heart-ache and hard times….
And…you could hear the love in Grandma’s stories she would
tell…and oh how could she tell them…she was a master story teller….handed
down to her by her mom….Great-Grandma Nichols…who’d been a Ledbetter….
The old family stories, some familiar and some not, were
told…as I listened…
Oh…and how now…I wish I’d had a tape recorder…or a video
camera back then….!
It seemed as if…nearly all of my Grandpas…had been some type
of preacher…some Baptist…and some Methodist…
Each…(as stories were told)…shown love for the Lord…no
matter how differently they interpreted the Scriptures or what name they called themselves…besides Christian….
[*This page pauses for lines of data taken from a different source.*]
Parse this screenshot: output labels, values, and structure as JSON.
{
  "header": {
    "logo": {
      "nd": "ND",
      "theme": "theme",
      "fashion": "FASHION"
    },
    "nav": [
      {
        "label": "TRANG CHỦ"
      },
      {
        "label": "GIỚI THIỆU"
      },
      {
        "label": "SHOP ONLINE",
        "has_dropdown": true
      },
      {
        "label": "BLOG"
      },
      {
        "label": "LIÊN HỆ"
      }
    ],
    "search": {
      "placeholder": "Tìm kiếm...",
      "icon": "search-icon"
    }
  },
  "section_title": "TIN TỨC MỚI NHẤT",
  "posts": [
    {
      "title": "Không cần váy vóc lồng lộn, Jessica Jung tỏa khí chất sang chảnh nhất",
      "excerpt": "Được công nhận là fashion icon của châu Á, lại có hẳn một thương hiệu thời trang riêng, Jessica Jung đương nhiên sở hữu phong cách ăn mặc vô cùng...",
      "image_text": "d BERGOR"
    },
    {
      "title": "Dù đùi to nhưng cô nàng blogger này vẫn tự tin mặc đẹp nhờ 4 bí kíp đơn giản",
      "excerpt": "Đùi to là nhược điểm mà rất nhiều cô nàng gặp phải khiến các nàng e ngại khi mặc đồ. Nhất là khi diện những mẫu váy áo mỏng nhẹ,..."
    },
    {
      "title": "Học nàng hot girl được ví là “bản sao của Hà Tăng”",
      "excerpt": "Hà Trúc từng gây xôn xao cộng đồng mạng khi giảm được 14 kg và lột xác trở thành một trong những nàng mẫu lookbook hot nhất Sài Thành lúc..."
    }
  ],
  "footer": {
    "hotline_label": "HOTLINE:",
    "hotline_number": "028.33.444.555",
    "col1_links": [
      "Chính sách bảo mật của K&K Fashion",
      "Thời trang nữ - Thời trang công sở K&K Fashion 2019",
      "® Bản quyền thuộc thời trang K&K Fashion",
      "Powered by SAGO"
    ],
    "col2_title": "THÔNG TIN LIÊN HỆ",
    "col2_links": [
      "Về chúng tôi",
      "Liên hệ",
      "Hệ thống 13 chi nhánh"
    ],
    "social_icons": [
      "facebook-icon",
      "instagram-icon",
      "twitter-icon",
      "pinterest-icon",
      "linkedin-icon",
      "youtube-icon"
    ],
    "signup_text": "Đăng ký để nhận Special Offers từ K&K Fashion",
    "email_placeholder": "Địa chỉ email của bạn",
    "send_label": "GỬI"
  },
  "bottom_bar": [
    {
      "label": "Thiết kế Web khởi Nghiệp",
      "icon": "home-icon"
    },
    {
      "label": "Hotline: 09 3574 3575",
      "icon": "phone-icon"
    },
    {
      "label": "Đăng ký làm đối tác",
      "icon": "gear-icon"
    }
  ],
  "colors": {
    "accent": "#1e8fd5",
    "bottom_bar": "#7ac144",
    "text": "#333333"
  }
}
More stories were told…as we met to eat…down by the
creek…where all the women contributed to the simple but hearty spread…no
plastic bottles or coolers back then….
I was told that back in the early 1900s, Grandpa Self had
built a little home across not far down the road from the Citico Cemetery…to
accommodate his growing family.
On my last visit to that place…the old house was gone…It had
stood in that place for (I guess) nearly a century…near the resting place of
its builder and the comings and goings in another old cemetery…Mt. Zion….
But…now no traces of the house exists….
Religion…was what kept them going…their belief sustained
them in hard times…it was ingrained into their way of life…
Throughout my adult life…I still treasure those days…I wish
to someday go back up to that place to
hold to family tradition; to pay my heartfelt respects; to remember people,
places and stories; and to be near the resting places of those who have gone
before me.
I strive to have that kind of faith that gets me through the
hard times…I want my religion to be real…for me to show it by the way I live…
Now time has left me…getting closer to being one of the older members of the family. With the rapid pace of everyday life moving so fast…it seems if…the Decoration Day pilgrimage might all end with me…with us….
Our Grandfathers steered our families through good and
sometimes difficult times with determination and integrity.
My Grandpa Emery…was a subtle hero (to me) he lived his life
with a humble heart…a point not missed by those who knew him.
I watched him intently as a teenager in the 1960s, and I loved
his relaxed style and good manners, his sameness and caring (as he sat on his
poach…smoking the pipe and spitting his tobacco…).
He never talked too much about his younger days…however,
whenever pressed; he would tell the same tales…the easy ones.
I'm sure there were other stories, personal ones that only
his old buddies could share with him.
But…My Grandpa, who died in 1983, was the greatest kind of
hero to me -- a quiet one. A Godly man.
I have nothing but happy memories of my childhood days
on his farm near Vonore, Tennessee.
What I had then was very precious: A family which
demonstrated a love for God…who weren’t ashamed to talk about it…who displayed Christian principles…two good and loving parents…
It was a tough time back then…it had been a tougher
time for them…the Great Depression, and things were tough, but each year had
many highlights that brought them pleasure and made wonderful memories.
As you can tell…the highlights just keep coming.
I'm thankful for such good memories of simple things that are really treasures in disguise.


Saturday, June 6, 2009 was the date for the annual Self Family Reunion for the descendants of Emery and Mary Self. The reunion was held at the home of J.L. and Edna Self in Maryville, Tennessee. The reunion has been held at their home for many years. This year, there were at least 50 family members in attendance and maybe a few more. We shared a wonderful lunch. (Thanks ladies!) Afterwards ,we were entertained for a little while under the shade trees, by J.L. Self who sang "I'd Rather Have Jesus" and Tommy Self, who sang a song his mother used to sing in church. (He could not think of the correct title of the song).Another highlight of the afternoon came when cousin Duane Hill shared an essay of sorts that he had written about his memories of the decoration days at Citico Cemetery. Everyone enjoyed the essay very much. I asked Duane to email me a copy of it to post on this site and he sent it to me a couple days ago. It is posted on this site (unedited) for everyone to enjoy. Some photos from the reunion will follow in the near future.